What impresses me about WWE is that they’ve become a major global attraction. They’ve done so by continuing to develop new stars and programming, expanding their audience, increasing their revenue streams, and taking giant risks. In today’s cluttered media climate they stand out as one of the most forward thinking and successful digital brands, and consistently do a great job of sharing their story and creating buzz. You could see and feel that when Stephanie talked about the rise of women in professional wrestling, and she shined in spite of being poorly set up by a moderator who wasn’t fully prepared for the conversation.
As I bring this column to a close, I find myself excited, curious, optimistic, and cautious about the future. CES showed that the world’s best technology companies are working hard to create the next big things in our lives, but not every invention will be important to us. Especially for many of us involved in the radio business.
What concerns me is that there have been far too many examples of the radio industry being slow to adapt. We’ve also had a tendency to rely on others to create solutions rather than leading the charge ourselves. It’s far too common to find folks comfortable with where they sit today, and less worried about how they may be affected tomorrow.
If you walked around CES, you saw people everywhere who were driven by innovation and creativity. I thought about radio and its need to continue launching new products, formats, programs, and personalities, while also exploring new platforms and technologies.
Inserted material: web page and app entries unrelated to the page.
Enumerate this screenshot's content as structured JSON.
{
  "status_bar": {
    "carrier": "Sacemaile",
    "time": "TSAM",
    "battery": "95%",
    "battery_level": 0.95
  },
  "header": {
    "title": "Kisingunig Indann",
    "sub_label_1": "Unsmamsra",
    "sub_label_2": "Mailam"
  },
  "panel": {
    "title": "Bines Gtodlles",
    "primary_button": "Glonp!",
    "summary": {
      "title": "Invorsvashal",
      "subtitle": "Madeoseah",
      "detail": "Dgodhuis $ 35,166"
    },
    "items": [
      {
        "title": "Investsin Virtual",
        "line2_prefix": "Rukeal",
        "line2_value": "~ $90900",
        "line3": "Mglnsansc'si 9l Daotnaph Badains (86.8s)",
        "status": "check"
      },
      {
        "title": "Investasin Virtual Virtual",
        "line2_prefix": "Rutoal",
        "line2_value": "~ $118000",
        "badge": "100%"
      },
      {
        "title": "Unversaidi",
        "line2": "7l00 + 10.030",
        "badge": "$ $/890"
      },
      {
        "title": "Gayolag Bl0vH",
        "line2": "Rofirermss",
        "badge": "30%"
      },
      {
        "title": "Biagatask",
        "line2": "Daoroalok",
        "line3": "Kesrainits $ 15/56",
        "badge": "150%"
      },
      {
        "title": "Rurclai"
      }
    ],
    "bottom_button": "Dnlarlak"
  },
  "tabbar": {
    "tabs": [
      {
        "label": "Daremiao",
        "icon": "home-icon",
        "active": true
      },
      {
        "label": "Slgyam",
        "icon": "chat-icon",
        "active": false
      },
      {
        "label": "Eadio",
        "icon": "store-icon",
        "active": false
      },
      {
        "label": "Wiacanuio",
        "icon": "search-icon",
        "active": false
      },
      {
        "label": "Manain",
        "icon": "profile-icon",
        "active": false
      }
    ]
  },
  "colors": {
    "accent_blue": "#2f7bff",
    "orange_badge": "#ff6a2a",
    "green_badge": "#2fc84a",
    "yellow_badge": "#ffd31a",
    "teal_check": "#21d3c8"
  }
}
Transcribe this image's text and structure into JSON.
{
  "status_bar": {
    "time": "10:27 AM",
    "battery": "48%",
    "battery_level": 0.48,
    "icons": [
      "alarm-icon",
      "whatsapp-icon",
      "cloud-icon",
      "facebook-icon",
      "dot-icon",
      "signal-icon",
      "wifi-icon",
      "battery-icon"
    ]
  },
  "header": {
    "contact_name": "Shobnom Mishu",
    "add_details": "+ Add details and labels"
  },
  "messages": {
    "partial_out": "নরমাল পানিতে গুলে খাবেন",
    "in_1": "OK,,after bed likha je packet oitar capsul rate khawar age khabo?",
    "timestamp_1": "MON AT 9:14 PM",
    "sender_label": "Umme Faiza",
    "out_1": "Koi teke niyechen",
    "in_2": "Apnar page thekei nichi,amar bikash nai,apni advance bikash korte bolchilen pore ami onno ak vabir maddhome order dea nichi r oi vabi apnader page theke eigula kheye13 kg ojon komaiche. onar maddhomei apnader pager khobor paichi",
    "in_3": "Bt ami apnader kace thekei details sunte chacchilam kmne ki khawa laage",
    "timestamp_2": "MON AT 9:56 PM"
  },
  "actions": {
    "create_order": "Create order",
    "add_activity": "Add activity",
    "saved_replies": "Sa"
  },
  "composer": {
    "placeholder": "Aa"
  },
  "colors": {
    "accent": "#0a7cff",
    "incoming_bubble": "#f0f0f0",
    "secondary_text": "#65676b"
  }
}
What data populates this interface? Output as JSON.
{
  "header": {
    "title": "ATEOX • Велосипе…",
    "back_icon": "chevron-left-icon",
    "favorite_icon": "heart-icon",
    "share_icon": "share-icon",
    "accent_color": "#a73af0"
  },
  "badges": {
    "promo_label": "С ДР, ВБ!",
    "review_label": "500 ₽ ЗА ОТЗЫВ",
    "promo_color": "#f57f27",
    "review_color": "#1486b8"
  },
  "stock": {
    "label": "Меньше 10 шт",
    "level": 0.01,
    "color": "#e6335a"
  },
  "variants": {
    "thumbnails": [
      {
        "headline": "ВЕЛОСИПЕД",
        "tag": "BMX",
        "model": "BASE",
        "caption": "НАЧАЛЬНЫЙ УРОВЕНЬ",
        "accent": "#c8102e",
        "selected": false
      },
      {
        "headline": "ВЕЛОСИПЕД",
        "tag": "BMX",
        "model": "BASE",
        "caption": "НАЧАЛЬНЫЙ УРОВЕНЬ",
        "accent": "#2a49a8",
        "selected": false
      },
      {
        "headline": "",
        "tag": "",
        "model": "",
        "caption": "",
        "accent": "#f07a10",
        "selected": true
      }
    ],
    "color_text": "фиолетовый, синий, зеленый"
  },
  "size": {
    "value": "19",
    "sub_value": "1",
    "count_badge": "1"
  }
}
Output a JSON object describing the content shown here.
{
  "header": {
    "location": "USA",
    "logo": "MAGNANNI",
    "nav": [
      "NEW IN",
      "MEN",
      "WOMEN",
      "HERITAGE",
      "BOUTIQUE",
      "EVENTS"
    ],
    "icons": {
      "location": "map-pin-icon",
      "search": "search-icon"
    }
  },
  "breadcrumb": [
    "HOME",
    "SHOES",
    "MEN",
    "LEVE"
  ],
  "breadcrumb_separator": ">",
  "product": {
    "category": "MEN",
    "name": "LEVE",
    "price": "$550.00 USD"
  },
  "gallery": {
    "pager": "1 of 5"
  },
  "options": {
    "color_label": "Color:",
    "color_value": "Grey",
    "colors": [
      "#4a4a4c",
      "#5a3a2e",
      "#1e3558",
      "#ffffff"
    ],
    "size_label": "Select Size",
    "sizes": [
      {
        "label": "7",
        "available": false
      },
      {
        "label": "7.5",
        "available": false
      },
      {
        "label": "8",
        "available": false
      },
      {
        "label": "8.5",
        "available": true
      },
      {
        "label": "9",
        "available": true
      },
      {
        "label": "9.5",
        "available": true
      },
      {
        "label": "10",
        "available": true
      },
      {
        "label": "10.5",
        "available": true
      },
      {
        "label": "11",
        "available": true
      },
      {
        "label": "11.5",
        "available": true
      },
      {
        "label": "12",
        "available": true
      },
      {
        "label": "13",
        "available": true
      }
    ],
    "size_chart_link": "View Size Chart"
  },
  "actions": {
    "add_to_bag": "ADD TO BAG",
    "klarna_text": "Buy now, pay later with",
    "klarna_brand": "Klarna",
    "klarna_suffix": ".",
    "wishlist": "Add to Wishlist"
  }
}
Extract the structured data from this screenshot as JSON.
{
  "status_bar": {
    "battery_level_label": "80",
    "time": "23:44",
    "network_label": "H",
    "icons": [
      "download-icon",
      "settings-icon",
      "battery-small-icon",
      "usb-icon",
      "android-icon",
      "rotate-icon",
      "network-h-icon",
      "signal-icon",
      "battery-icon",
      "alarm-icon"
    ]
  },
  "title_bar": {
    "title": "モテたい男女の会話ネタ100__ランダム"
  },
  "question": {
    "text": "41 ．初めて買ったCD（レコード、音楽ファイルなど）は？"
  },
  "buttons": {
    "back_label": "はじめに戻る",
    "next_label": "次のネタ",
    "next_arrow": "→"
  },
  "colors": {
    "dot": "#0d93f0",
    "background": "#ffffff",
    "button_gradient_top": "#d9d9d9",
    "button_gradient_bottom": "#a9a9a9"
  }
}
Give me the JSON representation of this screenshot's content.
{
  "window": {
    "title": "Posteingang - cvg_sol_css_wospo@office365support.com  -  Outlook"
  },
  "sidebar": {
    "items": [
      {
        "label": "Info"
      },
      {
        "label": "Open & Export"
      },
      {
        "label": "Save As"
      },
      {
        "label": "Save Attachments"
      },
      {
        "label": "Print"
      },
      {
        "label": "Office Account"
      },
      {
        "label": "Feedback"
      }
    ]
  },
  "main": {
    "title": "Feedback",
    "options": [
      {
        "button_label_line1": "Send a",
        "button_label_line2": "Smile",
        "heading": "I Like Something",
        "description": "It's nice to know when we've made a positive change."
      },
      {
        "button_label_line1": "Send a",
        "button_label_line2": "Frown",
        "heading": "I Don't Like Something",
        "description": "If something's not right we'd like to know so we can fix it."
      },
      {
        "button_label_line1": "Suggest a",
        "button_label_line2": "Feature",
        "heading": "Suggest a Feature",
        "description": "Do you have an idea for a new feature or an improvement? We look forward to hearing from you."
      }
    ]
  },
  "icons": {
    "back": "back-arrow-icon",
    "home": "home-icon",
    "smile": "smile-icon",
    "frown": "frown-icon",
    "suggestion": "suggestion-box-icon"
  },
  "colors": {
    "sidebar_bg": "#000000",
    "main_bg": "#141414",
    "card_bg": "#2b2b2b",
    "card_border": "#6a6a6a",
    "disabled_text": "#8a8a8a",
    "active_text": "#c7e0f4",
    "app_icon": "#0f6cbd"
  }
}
We sometimes forget that many of these great products that feature us still own the real estate, data, and audience. We are simply renters.
Aside from iHeart’s Bob Pittman, Beasley’s Caroline Beasley, and NPR’s Jarl Mohn taking part in panels at CES, I didn’t see any radio groups on display. To be fair, I didn’t expect to. Should we have been there? What would we have showcased? I’m not sure, but I do know that we can’t wait for opportunity to find us. It’s imperative that we work ahead and prepare for what’s next. Brands like VSiN and The Action Network are great examples of that.
We also need to do research to understand the challenges and best case scenarios ahead, and have confidence and conviction in what we’re working on. You’re going to take some lumps early on when you introduce new ideas. If you’re not prepared to be bloodied, don’t get in the ring.
I know the radio industry is excited about voice technology and the arrival of 5G. Both will make our business better. Autonomous cars and smart cities may take longer to embrace simply because they’re much further away. What we can’t do though is assume that these things will make us necessary. We’ve got to do a much better job of selling the value and success of our business, get more creative, take more chances, and make our brands, talent, and platforms a vital part of each listener and advertiser’s life. Anything less is asking for trouble.
The faster technology works, and the more time people have to enjoy content inside their homes or vehicles, the tougher the challenges will be to stand out. Competition is increasing, and coming from every form of media, not just audio providers. If your brand isn’t known for more than its format and signal, you’re on the fast track to becoming forgotten instead of seen as a vital part of the future. The good news, you still have time to change it. Just don’t wait too long because the future’s on the verge of becoming the present.